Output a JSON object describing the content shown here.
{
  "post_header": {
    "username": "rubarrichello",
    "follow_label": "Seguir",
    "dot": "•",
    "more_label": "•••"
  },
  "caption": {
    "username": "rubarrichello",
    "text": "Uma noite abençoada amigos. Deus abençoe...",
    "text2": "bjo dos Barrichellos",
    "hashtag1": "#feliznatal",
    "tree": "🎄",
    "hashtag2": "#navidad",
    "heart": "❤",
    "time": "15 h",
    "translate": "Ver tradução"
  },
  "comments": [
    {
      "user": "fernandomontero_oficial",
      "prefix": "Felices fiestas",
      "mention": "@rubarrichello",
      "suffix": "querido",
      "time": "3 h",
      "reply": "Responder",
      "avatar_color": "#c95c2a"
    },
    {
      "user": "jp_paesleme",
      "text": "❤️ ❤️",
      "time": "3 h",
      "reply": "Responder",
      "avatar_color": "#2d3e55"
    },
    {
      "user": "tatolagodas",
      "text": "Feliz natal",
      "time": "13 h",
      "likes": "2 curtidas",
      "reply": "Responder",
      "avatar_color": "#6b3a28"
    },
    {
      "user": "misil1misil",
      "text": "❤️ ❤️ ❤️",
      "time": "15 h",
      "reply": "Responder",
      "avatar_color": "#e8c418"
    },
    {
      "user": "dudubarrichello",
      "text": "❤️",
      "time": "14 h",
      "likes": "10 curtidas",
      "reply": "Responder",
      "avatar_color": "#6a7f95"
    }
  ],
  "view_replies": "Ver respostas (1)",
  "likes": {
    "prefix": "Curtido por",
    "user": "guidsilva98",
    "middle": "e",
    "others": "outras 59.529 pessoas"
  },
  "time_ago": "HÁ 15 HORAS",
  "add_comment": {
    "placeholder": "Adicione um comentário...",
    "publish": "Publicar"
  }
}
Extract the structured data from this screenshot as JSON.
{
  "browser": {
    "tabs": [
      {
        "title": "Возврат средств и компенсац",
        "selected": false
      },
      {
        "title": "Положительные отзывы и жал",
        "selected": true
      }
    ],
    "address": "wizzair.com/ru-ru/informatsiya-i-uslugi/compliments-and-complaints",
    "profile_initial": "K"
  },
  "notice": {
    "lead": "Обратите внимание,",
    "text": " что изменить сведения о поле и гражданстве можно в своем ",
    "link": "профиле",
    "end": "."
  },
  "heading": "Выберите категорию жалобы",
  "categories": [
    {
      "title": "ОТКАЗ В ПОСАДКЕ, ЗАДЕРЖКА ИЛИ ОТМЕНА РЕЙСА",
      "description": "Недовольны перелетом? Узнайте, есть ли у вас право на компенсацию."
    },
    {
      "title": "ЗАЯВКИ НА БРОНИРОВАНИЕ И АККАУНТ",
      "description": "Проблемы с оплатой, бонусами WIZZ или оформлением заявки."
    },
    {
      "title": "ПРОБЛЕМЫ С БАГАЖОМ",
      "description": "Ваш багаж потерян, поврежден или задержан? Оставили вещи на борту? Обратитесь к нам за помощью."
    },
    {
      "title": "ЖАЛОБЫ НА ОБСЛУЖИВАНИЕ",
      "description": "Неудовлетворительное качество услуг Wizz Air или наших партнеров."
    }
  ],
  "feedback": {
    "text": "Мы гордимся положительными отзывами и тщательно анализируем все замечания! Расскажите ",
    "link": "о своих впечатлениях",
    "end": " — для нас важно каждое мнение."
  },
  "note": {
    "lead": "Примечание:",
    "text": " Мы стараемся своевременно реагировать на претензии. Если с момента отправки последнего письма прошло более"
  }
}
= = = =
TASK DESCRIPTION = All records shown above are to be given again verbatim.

OUTPUT BELOW =
Output a JSON object describing the content shown here.
{
  "post_header": {
    "username": "rubarrichello",
    "follow_label": "Seguir",
    "dot": "•",
    "more_label": "•••"
  },
  "caption": {
    "username": "rubarrichello",
    "text": "Uma noite abençoada amigos. Deus abençoe...",
    "text2": "bjo dos Barrichellos",
    "hashtag1": "#feliznatal",
    "tree": "🎄",
    "hashtag2": "#navidad",
    "heart": "❤",
    "time": "15 h",
    "translate": "Ver tradução"
  },
  "comments": [
    {
      "user": "fernandomontero_oficial",
      "prefix": "Felices fiestas",
      "mention": "@rubarrichello",
      "suffix": "querido",
      "time": "3 h",
      "reply": "Responder",
      "avatar_color": "#c95c2a"
    },
    {
      "user": "jp_paesleme",
      "text": "❤️ ❤️",
      "time": "3 h",
      "reply": "Responder",
      "avatar_color": "#2d3e55"
    },
    {
      "user": "tatolagodas",
      "text": "Feliz natal",
      "time": "13 h",
      "likes": "2 curtidas",
      "reply": "Responder",
      "avatar_color": "#6b3a28"
    },
    {
      "user": "misil1misil",
      "text": "❤️ ❤️ ❤️",
      "time": "15 h",
      "reply": "Responder",
      "avatar_color": "#e8c418"
    },
    {
      "user": "dudubarrichello",
      "text": "❤️",
      "time": "14 h",
      "likes": "10 curtidas",
      "reply": "Responder",
      "avatar_color": "#6a7f95"
    }
  ],
  "view_replies": "Ver respostas (1)",
  "likes": {
    "prefix": "Curtido por",
    "user": "guidsilva98",
    "middle": "e",
    "others": "outras 59.529 pessoas"
  },
  "time_ago": "HÁ 15 HORAS",
  "add_comment": {
    "placeholder": "Adicione um comentário...",
    "publish": "Publicar"
  }
}
Extract the structured data from this screenshot as JSON.
{
  "browser": {
    "tabs": [
      {
        "title": "Возврат средств и компенсац",
        "selected": false
      },
      {
        "title": "Положительные отзывы и жал",
        "selected": true
      }
    ],
    "address": "wizzair.com/ru-ru/informatsiya-i-uslugi/compliments-and-complaints",
    "profile_initial": "K"
  },
  "notice": {
    "lead": "Обратите внимание,",
    "text": " что изменить сведения о поле и гражданстве можно в своем ",
    "link": "профиле",
    "end": "."
  },
  "heading": "Выберите категорию жалобы",
  "categories": [
    {
      "title": "ОТКАЗ В ПОСАДКЕ, ЗАДЕРЖКА ИЛИ ОТМЕНА РЕЙСА",
      "description": "Недовольны перелетом? Узнайте, есть ли у вас право на компенсацию."
    },
    {
      "title": "ЗАЯВКИ НА БРОНИРОВАНИЕ И АККАУНТ",
      "description": "Проблемы с оплатой, бонусами WIZZ или оформлением заявки."
    },
    {
      "title": "ПРОБЛЕМЫ С БАГАЖОМ",
      "description": "Ваш багаж потерян, поврежден или задержан? Оставили вещи на борту? Обратитесь к нам за помощью."
    },
    {
      "title": "ЖАЛОБЫ НА ОБСЛУЖИВАНИЕ",
      "description": "Неудовлетворительное качество услуг Wizz Air или наших партнеров."
    }
  ],
  "feedback": {
    "text": "Мы гордимся положительными отзывами и тщательно анализируем все замечания! Расскажите ",
    "link": "о своих впечатлениях",
    "end": " — для нас важно каждое мнение."
  },
  "note": {
    "lead": "Примечание:",
    "text": " Мы стараемся своевременно реагировать на претензии. Если с момента отправки последнего письма прошло более"
  }
}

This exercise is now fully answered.